The study used mice that were 15 months to 18 months old during the experiment – a time of significant memory decay. Some of the mice lived in pairs, while others were housed in groups of seven for three months. The first test required the mice to recognize that a toy, such as a plastic car, had been moved to a new location.
You’ve turned 65 and exited middle age. What are the chances you’ll develop cognitive impairment or dementia in the years ahead?
New research about “cognitive life expectancy” — how long older adults live with good versus declining brain health — shows that after age 65 men and women spend more than a dozen years in good cognitive health, on average.

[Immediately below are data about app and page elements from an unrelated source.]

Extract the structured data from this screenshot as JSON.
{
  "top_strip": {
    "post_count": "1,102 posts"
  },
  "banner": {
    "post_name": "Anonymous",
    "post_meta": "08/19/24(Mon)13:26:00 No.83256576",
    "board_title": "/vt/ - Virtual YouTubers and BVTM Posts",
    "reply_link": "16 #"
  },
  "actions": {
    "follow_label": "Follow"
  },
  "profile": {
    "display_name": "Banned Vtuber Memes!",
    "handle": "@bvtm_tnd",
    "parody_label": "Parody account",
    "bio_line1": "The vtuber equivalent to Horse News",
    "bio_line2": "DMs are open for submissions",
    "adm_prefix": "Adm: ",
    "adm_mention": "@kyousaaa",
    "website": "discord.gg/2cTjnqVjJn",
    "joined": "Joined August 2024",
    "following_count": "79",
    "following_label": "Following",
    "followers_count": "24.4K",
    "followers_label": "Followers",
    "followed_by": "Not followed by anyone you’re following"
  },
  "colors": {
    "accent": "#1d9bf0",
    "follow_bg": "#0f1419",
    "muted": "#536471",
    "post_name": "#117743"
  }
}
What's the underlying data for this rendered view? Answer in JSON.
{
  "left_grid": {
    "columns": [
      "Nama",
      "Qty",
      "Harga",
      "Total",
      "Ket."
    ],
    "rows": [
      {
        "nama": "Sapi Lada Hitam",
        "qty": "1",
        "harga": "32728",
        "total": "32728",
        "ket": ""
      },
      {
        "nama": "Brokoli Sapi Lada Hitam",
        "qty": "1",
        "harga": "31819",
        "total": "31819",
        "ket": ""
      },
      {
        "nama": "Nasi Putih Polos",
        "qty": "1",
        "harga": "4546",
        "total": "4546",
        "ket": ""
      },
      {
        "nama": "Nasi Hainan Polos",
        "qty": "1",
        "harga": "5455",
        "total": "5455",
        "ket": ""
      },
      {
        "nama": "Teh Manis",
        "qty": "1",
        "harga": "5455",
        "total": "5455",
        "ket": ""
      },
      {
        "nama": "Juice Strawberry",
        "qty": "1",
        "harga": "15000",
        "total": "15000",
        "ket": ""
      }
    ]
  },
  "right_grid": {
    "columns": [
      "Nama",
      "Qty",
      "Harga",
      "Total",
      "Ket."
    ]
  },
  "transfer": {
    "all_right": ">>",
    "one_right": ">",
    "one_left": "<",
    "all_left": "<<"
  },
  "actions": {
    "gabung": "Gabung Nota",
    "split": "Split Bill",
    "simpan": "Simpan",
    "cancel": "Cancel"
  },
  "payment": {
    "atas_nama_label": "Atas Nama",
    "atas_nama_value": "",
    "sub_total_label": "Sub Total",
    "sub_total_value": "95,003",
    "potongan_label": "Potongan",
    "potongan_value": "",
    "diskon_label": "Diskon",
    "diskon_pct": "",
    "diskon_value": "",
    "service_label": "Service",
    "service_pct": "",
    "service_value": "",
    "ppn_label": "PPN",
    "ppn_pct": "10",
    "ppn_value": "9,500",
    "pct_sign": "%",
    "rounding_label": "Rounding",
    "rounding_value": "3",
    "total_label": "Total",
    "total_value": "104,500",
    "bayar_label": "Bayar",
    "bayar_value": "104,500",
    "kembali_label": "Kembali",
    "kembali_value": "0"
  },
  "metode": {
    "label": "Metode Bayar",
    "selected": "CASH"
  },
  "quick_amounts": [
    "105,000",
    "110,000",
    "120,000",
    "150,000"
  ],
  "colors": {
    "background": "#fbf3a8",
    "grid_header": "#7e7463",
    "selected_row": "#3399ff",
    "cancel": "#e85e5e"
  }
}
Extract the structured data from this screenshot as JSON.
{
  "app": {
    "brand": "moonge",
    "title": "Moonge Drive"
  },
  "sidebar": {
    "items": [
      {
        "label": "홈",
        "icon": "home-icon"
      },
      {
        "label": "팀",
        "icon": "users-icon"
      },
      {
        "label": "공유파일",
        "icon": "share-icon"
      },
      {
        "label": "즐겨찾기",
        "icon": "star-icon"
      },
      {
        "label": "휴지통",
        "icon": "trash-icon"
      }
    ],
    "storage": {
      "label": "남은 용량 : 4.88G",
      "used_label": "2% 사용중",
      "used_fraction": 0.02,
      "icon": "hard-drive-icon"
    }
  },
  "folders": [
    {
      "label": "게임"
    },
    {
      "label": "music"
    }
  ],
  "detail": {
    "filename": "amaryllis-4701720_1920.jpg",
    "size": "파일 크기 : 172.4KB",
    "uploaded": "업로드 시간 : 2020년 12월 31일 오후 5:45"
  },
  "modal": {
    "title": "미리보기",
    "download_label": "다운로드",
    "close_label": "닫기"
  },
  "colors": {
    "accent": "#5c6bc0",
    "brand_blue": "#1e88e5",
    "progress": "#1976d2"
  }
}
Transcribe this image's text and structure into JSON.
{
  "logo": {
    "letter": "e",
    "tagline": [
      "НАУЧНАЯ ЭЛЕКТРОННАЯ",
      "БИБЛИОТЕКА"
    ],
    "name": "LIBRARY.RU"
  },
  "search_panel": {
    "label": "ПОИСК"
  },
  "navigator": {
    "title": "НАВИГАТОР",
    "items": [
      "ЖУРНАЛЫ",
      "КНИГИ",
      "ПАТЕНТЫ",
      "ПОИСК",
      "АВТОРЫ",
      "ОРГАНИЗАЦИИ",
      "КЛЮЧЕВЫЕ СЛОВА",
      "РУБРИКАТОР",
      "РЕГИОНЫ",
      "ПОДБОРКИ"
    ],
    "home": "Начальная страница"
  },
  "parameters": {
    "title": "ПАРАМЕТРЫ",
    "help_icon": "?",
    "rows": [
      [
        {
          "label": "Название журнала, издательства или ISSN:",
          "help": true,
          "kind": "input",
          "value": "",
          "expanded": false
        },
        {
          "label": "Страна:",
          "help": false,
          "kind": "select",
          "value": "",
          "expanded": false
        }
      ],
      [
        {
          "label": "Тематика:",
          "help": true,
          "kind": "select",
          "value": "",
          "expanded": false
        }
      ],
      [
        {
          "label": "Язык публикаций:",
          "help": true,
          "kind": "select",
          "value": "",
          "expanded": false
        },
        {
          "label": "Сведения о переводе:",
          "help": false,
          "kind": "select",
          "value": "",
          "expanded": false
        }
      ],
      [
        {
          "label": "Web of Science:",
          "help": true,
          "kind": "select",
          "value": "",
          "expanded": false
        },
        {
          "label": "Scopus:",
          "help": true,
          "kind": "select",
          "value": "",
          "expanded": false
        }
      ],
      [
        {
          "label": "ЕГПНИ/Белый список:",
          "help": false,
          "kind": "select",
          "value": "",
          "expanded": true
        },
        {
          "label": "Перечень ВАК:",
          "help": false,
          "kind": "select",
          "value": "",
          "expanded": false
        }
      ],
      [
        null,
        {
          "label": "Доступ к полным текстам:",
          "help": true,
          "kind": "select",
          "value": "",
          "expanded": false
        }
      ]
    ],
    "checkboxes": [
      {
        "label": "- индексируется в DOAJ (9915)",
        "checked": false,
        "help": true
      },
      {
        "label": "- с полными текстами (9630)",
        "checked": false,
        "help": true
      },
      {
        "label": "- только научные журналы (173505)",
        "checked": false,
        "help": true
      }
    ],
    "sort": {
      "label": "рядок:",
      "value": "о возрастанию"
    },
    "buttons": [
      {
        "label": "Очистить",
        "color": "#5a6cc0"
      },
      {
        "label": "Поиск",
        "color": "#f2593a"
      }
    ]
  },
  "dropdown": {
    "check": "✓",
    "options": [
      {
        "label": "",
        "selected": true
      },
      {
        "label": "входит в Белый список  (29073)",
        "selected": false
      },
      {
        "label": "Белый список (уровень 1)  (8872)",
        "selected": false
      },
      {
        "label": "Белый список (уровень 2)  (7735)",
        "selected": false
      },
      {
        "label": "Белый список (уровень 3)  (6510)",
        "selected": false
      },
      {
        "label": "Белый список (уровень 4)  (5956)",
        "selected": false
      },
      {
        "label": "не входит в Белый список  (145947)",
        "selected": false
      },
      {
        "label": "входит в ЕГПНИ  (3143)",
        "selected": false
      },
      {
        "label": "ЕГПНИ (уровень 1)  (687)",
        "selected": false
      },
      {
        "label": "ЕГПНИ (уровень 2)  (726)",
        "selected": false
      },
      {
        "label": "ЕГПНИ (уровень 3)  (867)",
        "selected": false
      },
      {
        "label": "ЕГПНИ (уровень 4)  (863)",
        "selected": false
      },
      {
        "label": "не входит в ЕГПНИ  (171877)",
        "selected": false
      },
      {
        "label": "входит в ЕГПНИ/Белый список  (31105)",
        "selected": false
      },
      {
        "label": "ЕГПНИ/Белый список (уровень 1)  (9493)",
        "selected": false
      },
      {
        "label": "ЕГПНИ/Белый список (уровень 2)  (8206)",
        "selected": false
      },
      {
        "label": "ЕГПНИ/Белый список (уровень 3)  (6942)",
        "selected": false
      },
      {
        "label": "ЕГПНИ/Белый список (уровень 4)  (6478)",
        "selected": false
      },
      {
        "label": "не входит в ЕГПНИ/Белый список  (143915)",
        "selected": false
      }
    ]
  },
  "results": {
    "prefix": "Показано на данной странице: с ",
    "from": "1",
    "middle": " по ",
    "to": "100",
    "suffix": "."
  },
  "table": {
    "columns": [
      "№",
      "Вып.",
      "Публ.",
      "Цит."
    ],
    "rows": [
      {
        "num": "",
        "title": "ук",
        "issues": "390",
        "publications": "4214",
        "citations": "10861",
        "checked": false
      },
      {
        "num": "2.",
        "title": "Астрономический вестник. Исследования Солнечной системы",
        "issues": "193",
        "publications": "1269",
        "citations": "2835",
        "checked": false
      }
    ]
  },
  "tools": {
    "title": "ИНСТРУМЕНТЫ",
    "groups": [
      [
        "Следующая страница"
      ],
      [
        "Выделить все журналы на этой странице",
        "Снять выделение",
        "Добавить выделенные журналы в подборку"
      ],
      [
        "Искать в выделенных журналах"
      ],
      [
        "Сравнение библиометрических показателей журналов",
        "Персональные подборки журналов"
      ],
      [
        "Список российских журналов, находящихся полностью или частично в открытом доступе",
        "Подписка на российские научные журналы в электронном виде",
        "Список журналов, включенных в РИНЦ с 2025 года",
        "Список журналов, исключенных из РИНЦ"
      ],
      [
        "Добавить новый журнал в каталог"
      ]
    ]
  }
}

And, over the past decade, that time span has been expanding.
By contrast, cognitive challenges arise in a more compressed time frame in later life, with mild cognitive impairment (problems with memory, decision-making or thinking skills) lasting about four years, on average, and dementia (Alzheimer’s disease or other related conditions) occurring over 1½ to two years.
Doctors may be able to modify or slow down the progress of the neurological condition Parkinson’s disease in the future by spotting signs of it in patients with inflammatory bowel disease (IBD), suggest a study published in the journal Gut.
Danish researchers found patients with IBD appeared to have a 22% greater risk of developing Parkinson’s disease in a study that monitored participants for almost 40 years.
IBD, Crohn’s disease and ulcerative colitis are chronic conditions with onset in young adulthood.
It has already been suggested in previous studies that inflammation plays a role in the development of Parkinson’s disease and multiple system atrophy.
A recent article in The Washington Post focused on the millions of Chinese citizens living alone. There was a particular emphasis on one: Han Zicheng. He literally wanted to be adopted.
Han posted note in a bus shelter. According to the Post, the headline read: “Looking for someone to adopt me.” The text that followed said: “Lonely old man in his 80s. Strong-bodied. Can shop, cook and take care of himself. No chronic illness. I retired from a scientific research institute in Tianjin, with a monthly pension of 6,000 RMB [$950] a month.”
A woman saw the note and posted it on social media, and Han received extensive media coverage. Unfortunately, he died March 17 – his death mostly unnoticed, his adoption just a dream.